Lyme disease vaccine

Lyme disease vaccine
icon of a tick

A vaccine for Lyme disease is not currently available. The only vaccine previously marketed in the United States, LYMERix®, was discontinued by the manufacturer in 2002, citing insufficient consumer demand. Protection provided by this vaccine decreases over time. Therefore, if you received this vaccine before 2002, you are probably no longer protected against Lyme disease.

Clinical trials

Clinical trials of new vaccines for Lyme disease are currently underway. Valneva and Pfizer have developed a Lyme disease vaccine candidate, VLA15, that is currently in Phase 3 human trials. VLA15 is a multivalent, protein subunit vaccine that targets the outer surface protein A (OspA) of Borrelia. This vaccine is designed to protect people against North American and European strains of the Lyme disease bacterium.

The University of Massachusetts Medical School’s MassBiologics has developed a human monoclonal antibody designed to be used as pre-exposure prophylaxis (PrEP) for Lyme disease. Human trials are expected to begin soon. This approach would provide seasonal protection against Lyme disease. It would likely consist of a single shot that people would get each year at the beginning of tick season.

What is CDC doing?

CDC is currently conducting research to understand what concerns healthcare providers and the public may have about any potential Lyme disease vaccines. Once a Lyme disease vaccine is approved as safe and effective by the Food and Drug Administration (FDA), CDC will work with the Advisory Committee on Immunization Practices (ACIP) to develop recommendations about where in the U.S. the public might benefit from a Lyme disease vaccine.  CDC will communicate these recommendations to increase awareness of a vaccine among the public and clinicians to prevent Lyme disease in the United States.

Additional reading

Comstedt P, Hanner M, Schüler W, Meinke A, Schlegl R, Lundberg U. Characterization and optimization of a novel vaccine for protection against Lyme borreliosisVaccine. 2015;33(44):5982-5988.

Comstedt P, Schüler W, Meinke A, Lundberg U. The novel Lyme borreliosis vaccine VLA15 shows broad protection against Borrelia species expressing six different OspA serotypesPLoS One. 2017;12(9):e0184357.

Devchand R, Koehler L, Hook S, et al. Understanding consumer and clinician perceptions of a potential Lyme disease vaccine. Health Educ Res. 2021 Sep 16. Epub ahead of print.

Gomes-Solecki M, Arnaboldi PM, Backenson PB, et al. Protective immunity and new vaccines for Lyme diseaseClin Infect Dis. 2020;70(8):1768-1773.

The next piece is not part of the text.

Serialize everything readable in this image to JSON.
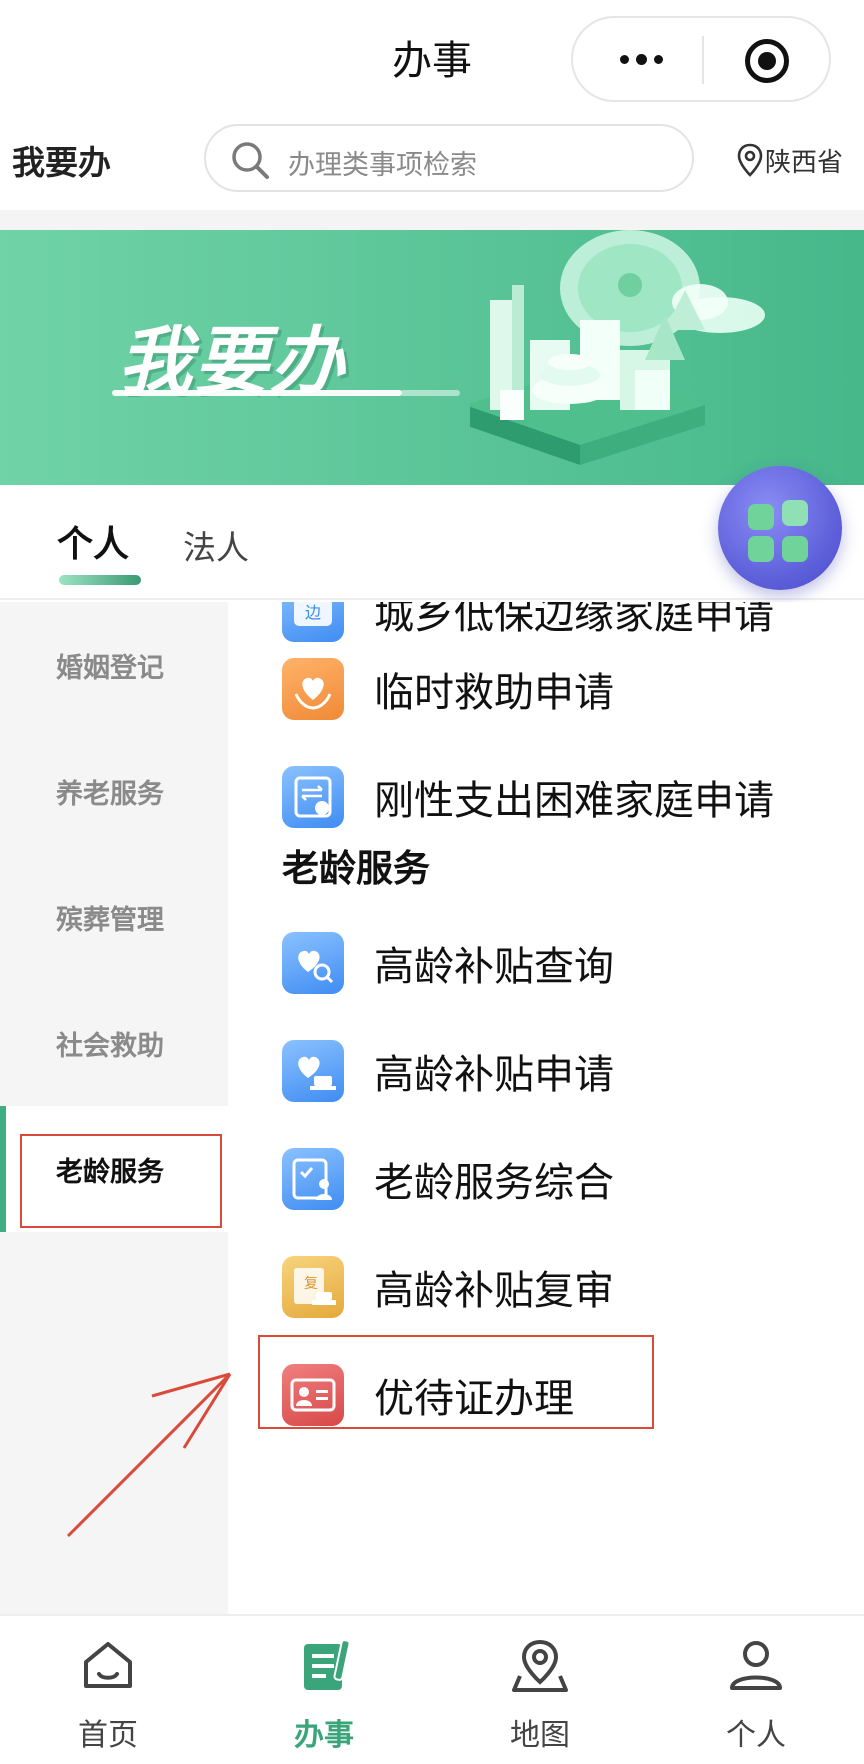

Hook SA, Hansen AP, Niesobecki SA, et al. Evaluating public acceptability of a potential Lyme disease vaccine using a population-based, cross-sectional survey in high incidence areas of the United StatesVaccine. 2021 Dec 8. Epub ahead of print.

Shen AK, Mead PS, Beard CB. The Lyme disease vaccine–a public health perspectiveClin Infect Dis 2011 Feb;52 Suppl 3:s247-52.

Wang Y, Esquivel R, Flingai S, et al. Anti-OspA DNA-encoded monoclonal antibody prevents transmission of spirochetes in tick challenge providing sterilizing immunity in miceJ Infect Dis. 2019;219(7):1146-1150.